All work is done in Sprints. Each Sprint is an iteration of 30 consecutive calendar days. Each Sprint is initiated with a Sprint planning meeting, where the Product Owner and Team get together to collaborate about what will be done for the next Sprint. Selecting from the highest priority Product Backlog, the Product Owner tells the Team what is desired, and the Team tells the Product Owner how much of what is desired it believes it can turn into functionality over the next Sprint. Sprint planning meetings cannot last longer than eight hours ‚ that is, they are time-boxed to avoid too much hand-wringing about what is possible. The goal is to get to work, not to think about working.

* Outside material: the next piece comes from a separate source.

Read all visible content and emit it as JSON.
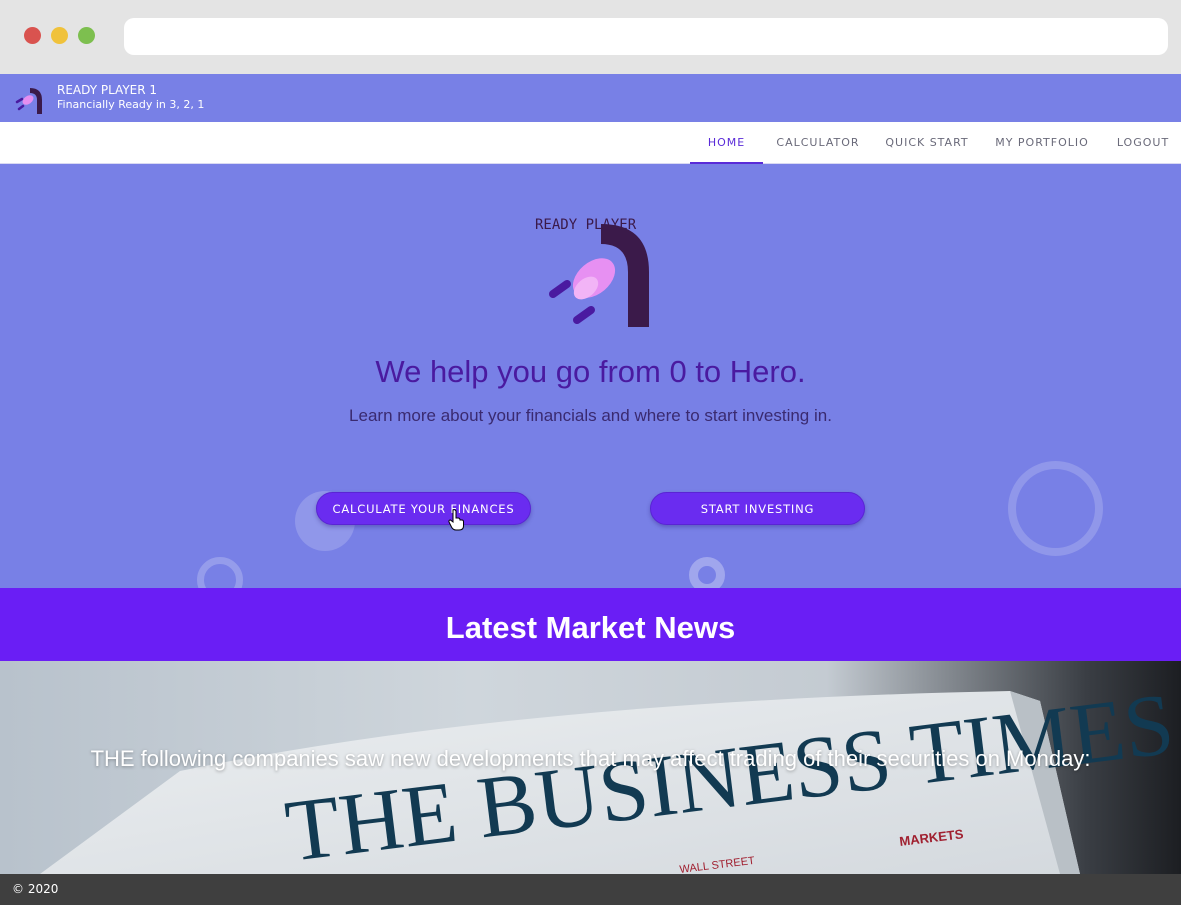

The Sprint planning meeting has two parts . The first four hours are spent with the Product Owner presenting the highest priority Product Backlog to the Team. The Team questions him or her about the content, purpose, meaning, and intentions of the Product Backlog. When the Team knows enough, but before the first four hours elapses, the Team selects as much Product Backlog as it believes it can turn into a completed increment of potentially shippable product functionality by the end of the Sprint. The Team commits to the Product Owner that it will do its best. During the second four hours of the Sprint planning meeting, the Team plans out the Sprint. Because the Team is responsible for managing its own work, it needs a tentative plan to start the Sprint. The tasks that compose this plan are placed in a Sprint Backlog; the tasks in the Sprint Backlog emerge as the Sprint evolves. At the start of the second four- hour period of the Sprint planning meeting, the Sprint has started, and the clock is ticking toward the 30-day Sprint time-box.

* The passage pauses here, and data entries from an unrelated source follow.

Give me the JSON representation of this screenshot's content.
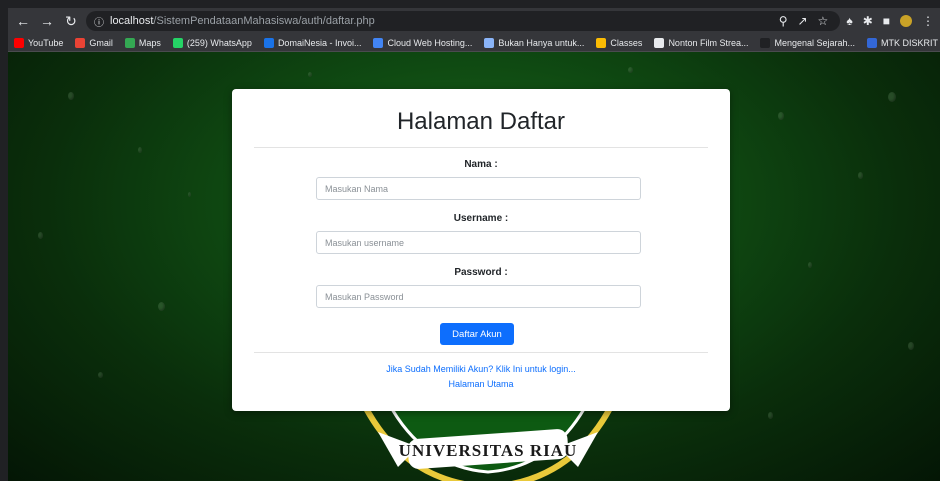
{
  "browser": {
    "url_host": "localhost",
    "url_path": "/SistemPendataanMahasiswa/auth/daftar.php",
    "bookmarks": [
      {
        "label": "YouTube",
        "color": "#ff0000"
      },
      {
        "label": "Gmail",
        "color": "#ea4335"
      },
      {
        "label": "Maps",
        "color": "#34a853"
      },
      {
        "label": "(259) WhatsApp",
        "color": "#25d366"
      },
      {
        "label": "DomaiNesia - Invoi...",
        "color": "#1a73e8"
      },
      {
        "label": "Cloud Web Hosting...",
        "color": "#4285f4"
      },
      {
        "label": "Bukan Hanya untuk...",
        "color": "#8ab4f8"
      },
      {
        "label": "Classes",
        "color": "#fbbc04"
      },
      {
        "label": "Nonton Film Strea...",
        "color": "#e8eaed"
      },
      {
        "label": "Mengenal Sejarah...",
        "color": "#202124"
      },
      {
        "label": "MTK DISKRIT | Prezi",
        "color": "#3367d6"
      }
    ]
  },
  "form": {
    "title": "Halaman Daftar",
    "nama_label": "Nama :",
    "nama_placeholder": "Masukan Nama",
    "username_label": "Username :",
    "username_placeholder": "Masukan username",
    "password_label": "Password :",
    "password_placeholder": "Masukan Password",
    "submit_label": "Daftar Akun",
    "login_link": "Jika Sudah Memiliki Akun? Klik Ini untuk login...",
    "home_link": "Halaman Utama"
  },
  "background": {
    "logo_text": "UNIVERSITAS RIAU",
    "accent": "#0d6efd"
  }
}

Every day, the team gets together for a 15-minute meeting called a Daily Scrum. At the Daily Scrum, each Team member answers three questions: What have you done on this project since the last Daily Scrum meeting? What do you plan on doing on this project between now and the next Daily Scrum meeting? What impediments stand in the way of you meeting your commitments to this Sprint and this project? The purpose of the meeting is to synchronize the work of all Team members daily and to schedule any meetings that the Team needs to forward its progress.

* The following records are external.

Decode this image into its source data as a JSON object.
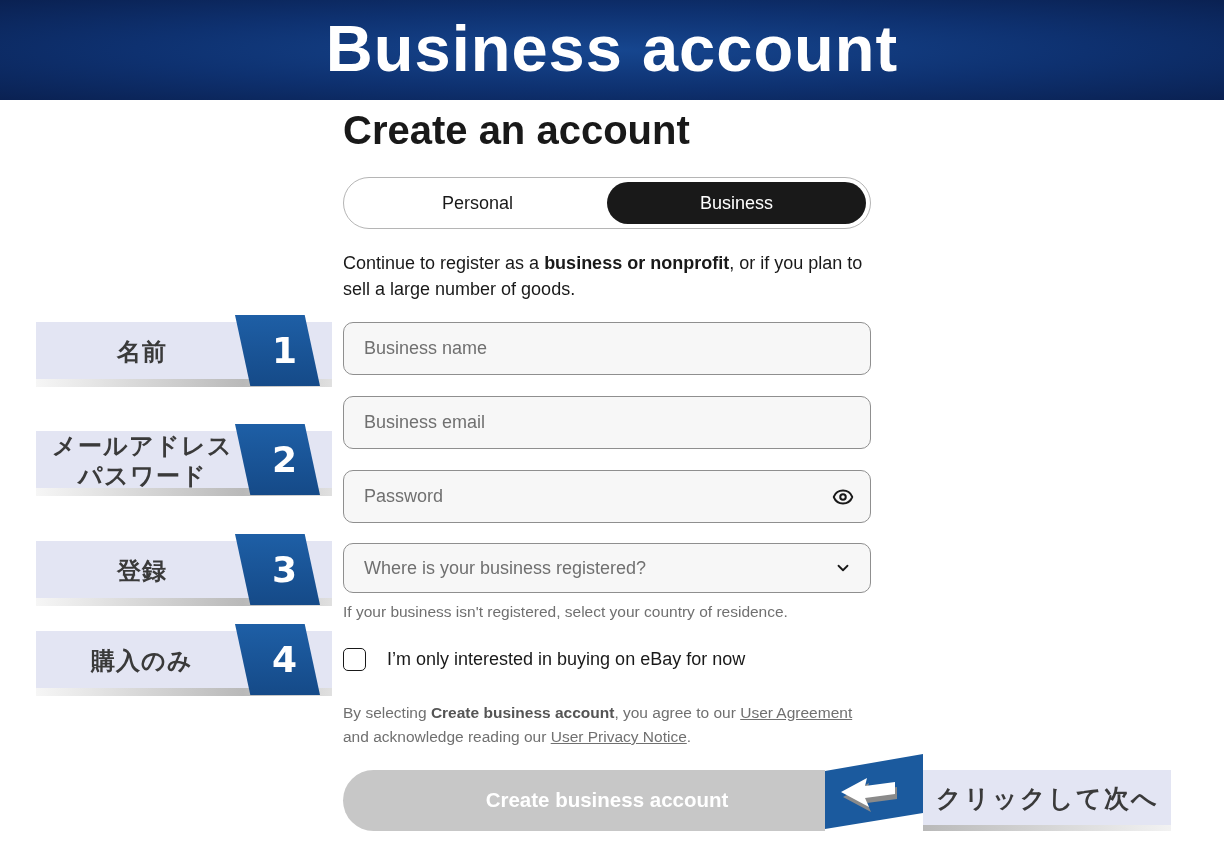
{
  "header": {
    "title": "Business account"
  },
  "annotations": [
    {
      "number": "1",
      "lines": [
        "名前"
      ]
    },
    {
      "number": "2",
      "lines": [
        "メールアドレス",
        "パスワード"
      ]
    },
    {
      "number": "3",
      "lines": [
        "登録"
      ]
    },
    {
      "number": "4",
      "lines": [
        "購入のみ"
      ]
    }
  ],
  "form": {
    "heading": "Create an account",
    "account_type_tabs": [
      {
        "label": "Personal",
        "selected": false
      },
      {
        "label": "Business",
        "selected": true
      }
    ],
    "intro": "Continue to register as a **business or nonprofit**, or if you plan to sell a large number of goods.",
    "fields": [
      {
        "kind": "text",
        "placeholder": "Business name"
      },
      {
        "kind": "text",
        "placeholder": "Business email"
      },
      {
        "kind": "password",
        "placeholder": "Password"
      },
      {
        "kind": "select",
        "placeholder": "Where is your business registered?"
      }
    ],
    "select_hint": "If your business isn't registered, select your country of residence.",
    "buying_only": {
      "label": "I’m only interested in buying on eBay for now",
      "checked": false
    },
    "legal": [
      {
        "kind": "text",
        "text": "By selecting **Create business account**, you agree to our "
      },
      {
        "kind": "link",
        "text": "User Agreement"
      },
      {
        "kind": "text",
        "text": " and acknowledge reading our "
      },
      {
        "kind": "link",
        "text": "User Privacy Notice"
      },
      {
        "kind": "text",
        "text": "."
      }
    ],
    "submit": {
      "label": "Create business account",
      "disabled": true
    }
  },
  "next_step_callout": {
    "label": "クリックして次へ"
  }
}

At the end of the Sprint, a Sprint review meeting is held. This is a four-hour, time-boxed meeting at which the Team presents what was developed during the Sprint to the Product Owner and any other stakeholders who want to attend . This informal meeting at which the functionality is presented is intended to bring people together and help them collaboratively determined what the Team should do next. After the Sprint review and prior to the next Sprint planning meeting, the ScrumMaster holds a Sprint retrospective meeting with the Team. At this three-hour, time-boxed meeting, the ScrumMaster encourages the Team to revise , within the Scrum process framework and practices, its development process to make it more effective and enjoyable for the next Sprint. Together, the Sprint planning meeting, the Daily Scrum, the Sprint review, and the Sprint retrospective constitute the empirical inspection and adaptation practices of Scrum. Take a look at Figure 1-3 to see a diagram of the Scrum process.
Figure 1-3: Scrum process overview